Parente, D.E (2006). Advertising Campaign Strategy. 4th ed. Mason USA: Thomson Higher Education. p.191,225,278

Protalinski, E. (2013).The Next Web. Facebook passes 1.19 billion monthly active users, 874 million mobile users, and 728 million daily users . Available: http://thenextweb.com/facebook/2013/10/30/facebook-passes-1-19-billion-monthly-active-users-874-million-mobile-users-728-million-daily-users/#!utbb2. Last accessed 5th Feb 2014.

The Guardian . (2013). Toyota reclaims position as world’s biggest carmaker. Available: http://www.theguardian.com/business/2013/jan/15/toyota-world-no-1-carmaker. Last accessed 8th Feb 2014.

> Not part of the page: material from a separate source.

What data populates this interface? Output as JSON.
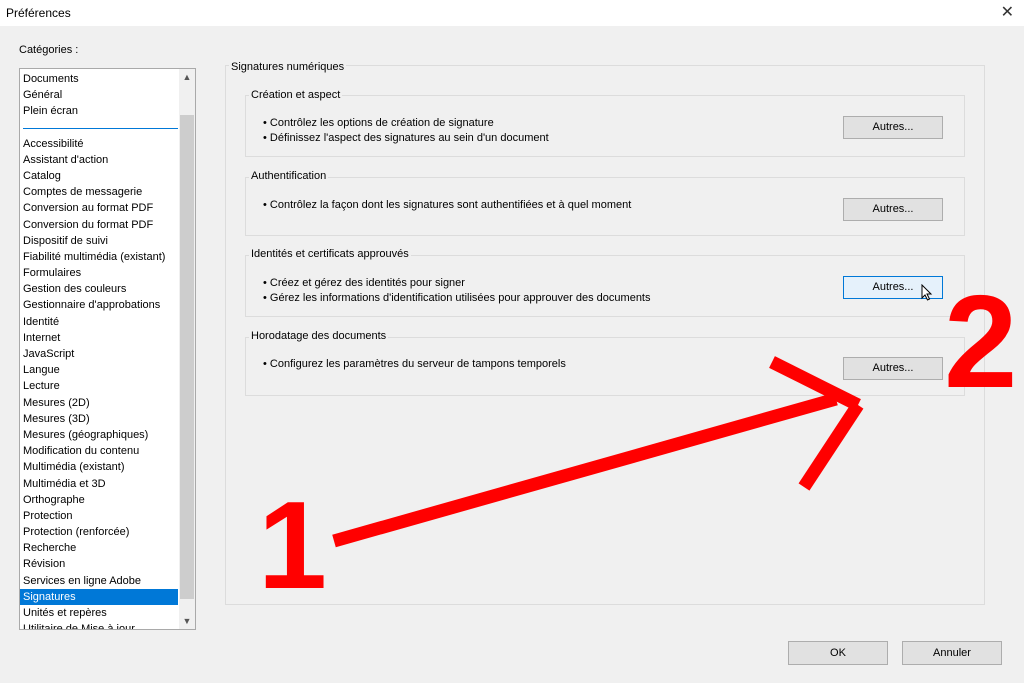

The Guardian. (2014). Toyota forecasts record annual profit as yen falls and Japan sales rise. Available: http://www.theguardian.com/business/2014/feb/04/toyota-record-profit-yen-japan-sales. Last accessed 8th Feb 2014.

Toyota Com. (2012). Product History:Celica. Available: http://www.toyota.com/about/our_business/our_history/product_history/pdf/celica.pdf. Last accessed 15th Feb 2014.

Shimp, A (2007). Intedgrated Marketing Communications in Advertising and Promotion. 7th ed. Mason USA: Thomson Higher Education . p.18, 40.

Wilcox,D et al (2001). Essentials of Public Relations. US: Addison-Wesley Educational Publishers Inc.. p.184,202,204